GC-MS Used to Determine Effects of High Fat Diet During Pregnancy

Researchers from the University of Utah (Salt Lake City, Utah) and the Oregon National Primate Research Center (Beaverton, Oregon) used gas chromatography-mass spectrometry based metabolomics to analyze blood from mothers and offspring of animals fed a high fat diet.

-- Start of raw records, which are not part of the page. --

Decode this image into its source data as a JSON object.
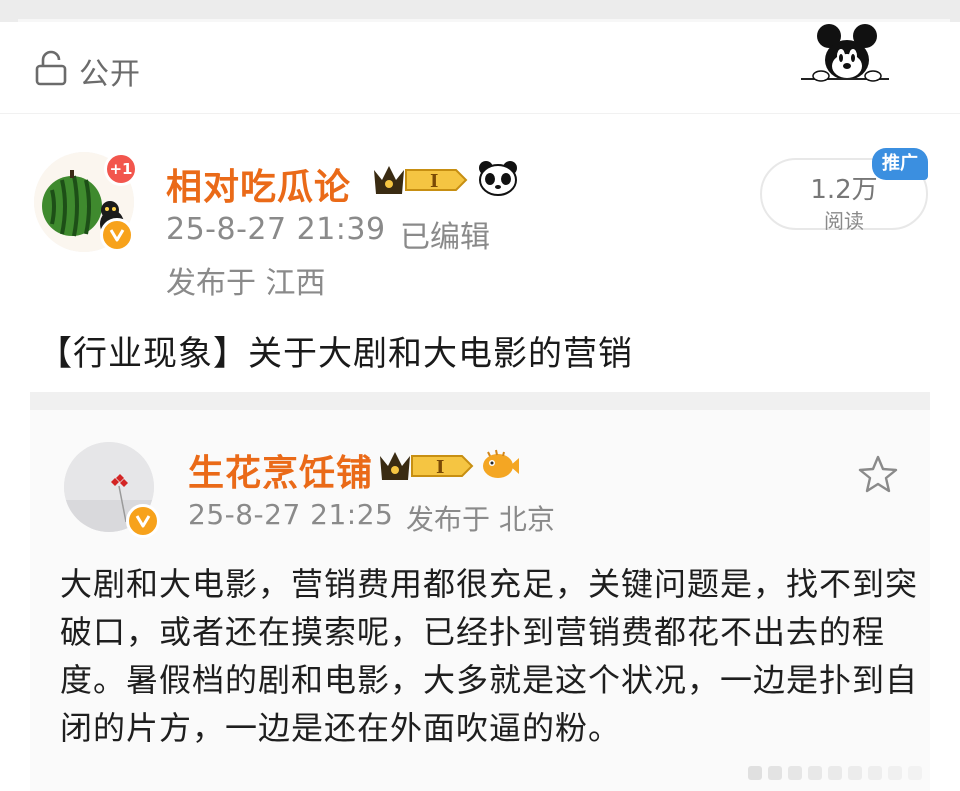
{
  "privacy": {
    "label": "公开",
    "icon": "unlock-icon"
  },
  "decoration": {
    "sticker": "mickey-sticker"
  },
  "post": {
    "author": {
      "name": "相对吃瓜论",
      "avatar": "watermelon-avatar",
      "notification_badge": "+1",
      "level": "I",
      "extra_icon": "panda-icon"
    },
    "timestamp": "25-8-27 21:39",
    "edited_label": "已编辑",
    "location": "发布于 江西",
    "reads": {
      "count": "1.2万",
      "label": "阅读"
    },
    "promo_label": "推广",
    "title": "【行业现象】关于大剧和大电影的营销"
  },
  "quoted": {
    "author": {
      "name": "生花烹饪铺",
      "level": "I",
      "extra_icon": "pufferfish-icon"
    },
    "timestamp": "25-8-27 21:25",
    "location": "发布于 北京",
    "body": "大剧和大电影，营销费用都很充足，关键问题是，找不到突破口，或者还在摸索呢，已经扑到营销费都花不出去的程度。暑假档的剧和电影，大多就是这个状况，一边是扑到自闭的片方，一边是还在外面吹逼的粉。"
  },
  "colors": {
    "username": "#ea6a18",
    "meta": "#8a8a8a",
    "promo": "#3b8fe0",
    "badge_red": "#f2564d",
    "verify_orange": "#f7a21b"
  }
}
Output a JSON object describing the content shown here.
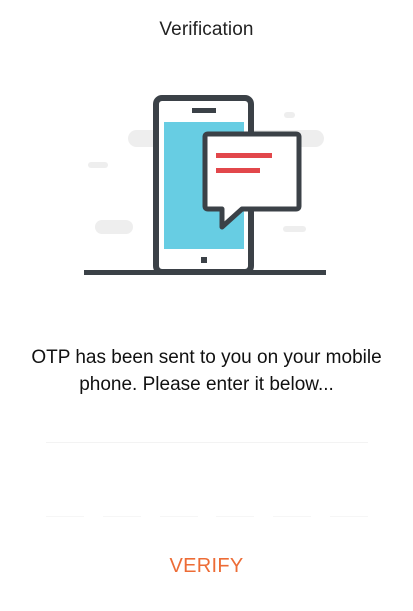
{
  "header": {
    "title": "Verification"
  },
  "illustration": {
    "icon": "phone-with-message-icon",
    "colors": {
      "outline": "#3b4147",
      "screen": "#67cde3",
      "message_lines": "#e2474b",
      "background_clouds": "#eeeeee"
    }
  },
  "message": {
    "text": "OTP has been sent to you on your mobile phone. Please enter it below..."
  },
  "otp": {
    "value": "",
    "placeholder": ""
  },
  "actions": {
    "verify_label": "VERIFY",
    "verify_color": "#ed6c36"
  }
}
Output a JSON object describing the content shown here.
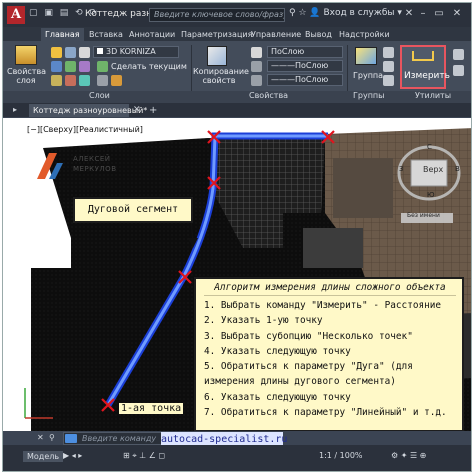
{
  "app": {
    "logo_letter": "A",
    "doc_title": "Коттедж разно...",
    "search_placeholder": "Введите ключевое слово/фразу",
    "signin": "Вход в службы",
    "quick_access": "▢ ▣ ▤ ⟲ ⟳",
    "win_controls": [
      "–",
      "▭",
      "✕"
    ]
  },
  "tabs": [
    {
      "label": "Главная"
    },
    {
      "label": "Вставка"
    },
    {
      "label": "Аннотации"
    },
    {
      "label": "Параметризация"
    },
    {
      "label": "Управление"
    },
    {
      "label": "Вывод"
    },
    {
      "label": "Надстройки"
    }
  ],
  "ribbon": {
    "layer_props_label": "Свойства\nслоя",
    "layer_dropdown": "3D KORNIZA",
    "make_current": "Сделать текущим",
    "copy_props_label": "Копирование\nсвойств",
    "bylayer1": "ПоСлою",
    "bylayer2": "———ПоСлою",
    "bylayer3": "———ПоСлою",
    "group_label": "Группа",
    "measure_label": "Измерить",
    "group_titles": {
      "layers": "Слои",
      "properties": "Свойства",
      "groups": "Группы",
      "utilities": "Утилиты"
    },
    "dropdown_arrow": "▾"
  },
  "file_tab": "Коттедж разноуровневый*",
  "viewport_label": "[−][Сверху][Реалистичный]",
  "watermark": {
    "line1": "АЛЕКСЕЙ",
    "line2": "МЕРКУЛОВ"
  },
  "viewcube": {
    "face": "Верх",
    "north": "С",
    "east": "В",
    "south": "Ю",
    "west": "З",
    "ucs": "Без имени"
  },
  "callout_arc": "Дуговой сегмент",
  "algorithm": {
    "title": "Алгоритм измерения длины сложного объекта",
    "steps": [
      "1. Выбрать команду \"Измерить\" - Расстояние",
      "2. Указать 1-ую точку",
      "3. Выбрать субопцию \"Несколько точек\"",
      "4. Указать следующую точку",
      "5. Обратиться к параметру \"Дуга\" (для",
      "измерения длины дугового сегмента)",
      "6. Указать следующую точку",
      "7. Обратиться к параметру \"Линейный\" и т.д."
    ]
  },
  "point1_label": "1-ая точка",
  "command_placeholder": "Введите команду",
  "site": "autocad-specialist.ru",
  "status": {
    "model_tab": "Модель",
    "scale": "1:1 / 100%",
    "left_tools": "▶ ◂ ▸",
    "icons": "⊞ ⌖ ⊥ ∠ ◻",
    "right_tools": "⚙ ✦ ☰ ⊕"
  },
  "colors": {
    "accent_red": "#e8555f",
    "arc_blue": "#2f6cff",
    "callout_bg": "#fff9c8"
  }
}
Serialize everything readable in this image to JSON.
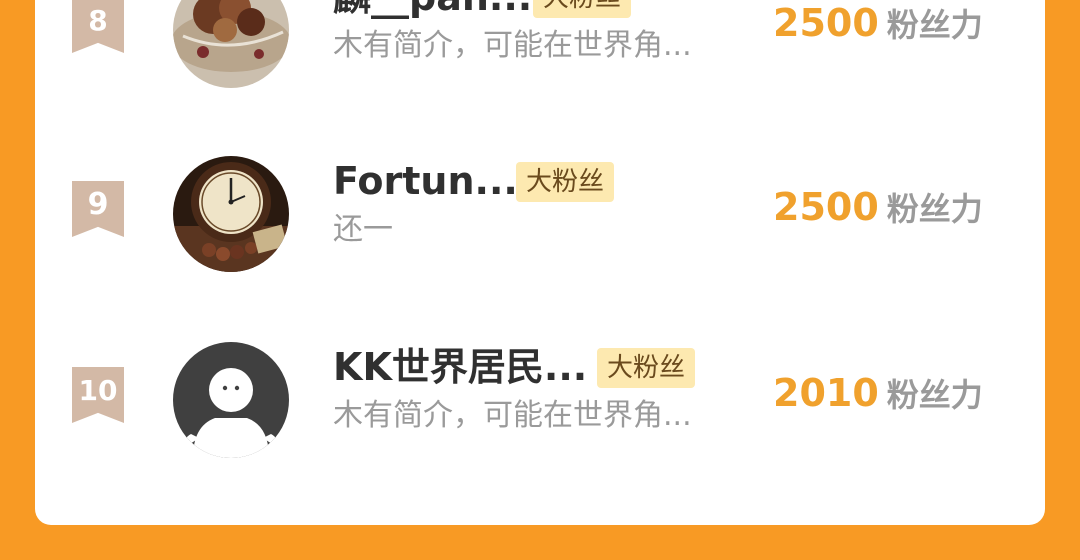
{
  "rows": [
    {
      "rank": "8",
      "name": "麟__pan...",
      "badge": "大粉丝",
      "bio": "木有简介，可能在世界角...",
      "score": "2500",
      "unit": "粉丝力",
      "avatar": "photo-dried-flowers"
    },
    {
      "rank": "9",
      "name": "Fortun...",
      "badge": "大粉丝",
      "bio": "还一",
      "score": "2500",
      "unit": "粉丝力",
      "avatar": "photo-clock"
    },
    {
      "rank": "10",
      "name": "KK世界居民...",
      "badge": "大粉丝",
      "bio": "木有简介，可能在世界角...",
      "score": "2010",
      "unit": "粉丝力",
      "avatar": "default-avatar-icon"
    }
  ],
  "colors": {
    "background": "#f89a24",
    "rank_ribbon": "#d3b9a6",
    "badge_bg": "#fde9b0",
    "score": "#f0a12d"
  }
}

Researchers from the University of Utah (Salt Lake City, Utah) and the Oregon National Primate Research Center (Beaverton, Oregon) used gas chromatography–mass spectrometry based metabolomics to analyze blood from mothers and offspring of animals fed a high fat diet. They found that a high fat diet during pregnancy results in offspring with fatty livers and causes changes in the small molecules that govern metabolism, including fatty acids and amino acids most likely to affect energy use and fat storage. The study was led by a research group at Baylor College of Medicine (Houston, Texas). In their study, they compared three groups: mothers fed a 13% fat control diet and their offspring, mothers fed a 35% fat diet and their offspring, and mothers who were obese but on a control diet during pregnancy and their offspring. The metabolomic footprint included more than 1300 chromatographic features.